This 1-story Fire Engine House was built in 1928 on the same site as the previous wood frame engine house, which it replaced. The designer of this Mediterranean Revival style building was John Topzant of Milwaukee, who gave it walls clad in brick and a tile roof. A particularly fine feature of the building is the drying tower for fire hoses on the west elevation, which Topzant fashioned into a campanile-like tower.
The building served as a fire engine house until 1975 when it was converted into a senior citizens center. It is believed to be eligible for listing in the NRHP under Criterion C (Architecture) as an excellent, largely intact, and quite rare example of Mediterranean Revival Style design applied to an atypical resource type.
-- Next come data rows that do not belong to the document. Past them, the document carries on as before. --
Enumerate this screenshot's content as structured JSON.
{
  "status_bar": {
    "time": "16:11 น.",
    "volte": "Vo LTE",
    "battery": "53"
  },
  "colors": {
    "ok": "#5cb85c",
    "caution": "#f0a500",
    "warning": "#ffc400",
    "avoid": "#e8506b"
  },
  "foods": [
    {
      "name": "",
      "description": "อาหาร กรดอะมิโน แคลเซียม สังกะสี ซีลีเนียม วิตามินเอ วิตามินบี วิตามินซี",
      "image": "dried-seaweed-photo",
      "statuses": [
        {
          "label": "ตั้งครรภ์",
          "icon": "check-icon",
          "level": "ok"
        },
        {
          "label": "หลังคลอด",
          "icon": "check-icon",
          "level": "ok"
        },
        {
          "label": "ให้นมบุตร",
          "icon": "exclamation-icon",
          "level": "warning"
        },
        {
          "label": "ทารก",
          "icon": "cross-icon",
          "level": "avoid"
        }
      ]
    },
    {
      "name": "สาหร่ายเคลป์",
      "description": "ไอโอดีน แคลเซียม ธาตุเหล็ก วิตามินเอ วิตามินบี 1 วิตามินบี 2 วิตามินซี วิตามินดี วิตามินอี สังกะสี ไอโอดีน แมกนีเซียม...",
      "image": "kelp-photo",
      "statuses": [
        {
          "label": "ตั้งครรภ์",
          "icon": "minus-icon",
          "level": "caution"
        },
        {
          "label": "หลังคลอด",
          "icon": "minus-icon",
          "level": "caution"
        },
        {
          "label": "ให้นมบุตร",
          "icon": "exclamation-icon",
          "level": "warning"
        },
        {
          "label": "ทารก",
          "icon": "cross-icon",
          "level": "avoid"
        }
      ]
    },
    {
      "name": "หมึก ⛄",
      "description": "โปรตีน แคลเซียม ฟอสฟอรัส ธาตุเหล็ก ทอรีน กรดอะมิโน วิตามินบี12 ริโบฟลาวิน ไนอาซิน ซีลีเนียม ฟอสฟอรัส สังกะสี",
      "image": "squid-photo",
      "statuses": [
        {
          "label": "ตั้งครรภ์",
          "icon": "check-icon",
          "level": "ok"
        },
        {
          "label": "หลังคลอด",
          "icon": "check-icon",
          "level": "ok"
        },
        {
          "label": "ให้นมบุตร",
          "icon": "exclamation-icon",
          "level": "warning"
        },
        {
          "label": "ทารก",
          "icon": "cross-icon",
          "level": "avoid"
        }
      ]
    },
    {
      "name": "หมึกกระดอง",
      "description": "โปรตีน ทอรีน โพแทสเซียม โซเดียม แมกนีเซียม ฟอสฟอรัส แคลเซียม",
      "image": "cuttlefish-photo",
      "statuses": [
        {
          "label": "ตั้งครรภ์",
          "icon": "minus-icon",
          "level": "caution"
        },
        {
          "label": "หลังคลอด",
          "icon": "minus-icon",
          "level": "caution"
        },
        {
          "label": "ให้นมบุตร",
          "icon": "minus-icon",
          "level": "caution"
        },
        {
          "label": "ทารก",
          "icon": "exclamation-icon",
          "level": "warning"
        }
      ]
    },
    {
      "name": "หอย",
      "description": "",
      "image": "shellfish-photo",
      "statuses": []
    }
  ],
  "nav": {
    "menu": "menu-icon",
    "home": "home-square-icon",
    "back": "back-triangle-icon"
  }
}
As one of the few surviving pre-World War II buildings associated with city government in Port Washington, this building is also believed to be potentially eligible for listing in the NRHP under Criterion A (History) because of its associations with the city's historic fire prevention efforts.
Changes to the Firehouse
The 2 arch windows replace doors for bays that housed 3 vehicles. Doors on the lower have been converted to windows and one walk-through door. The lower level housed another 3 vehicles. Two of these vehicles were owned by the Town of Port Washington.
The replacement fire house was built just across the street. It houses 11 vehicles, but has space for a total of 13.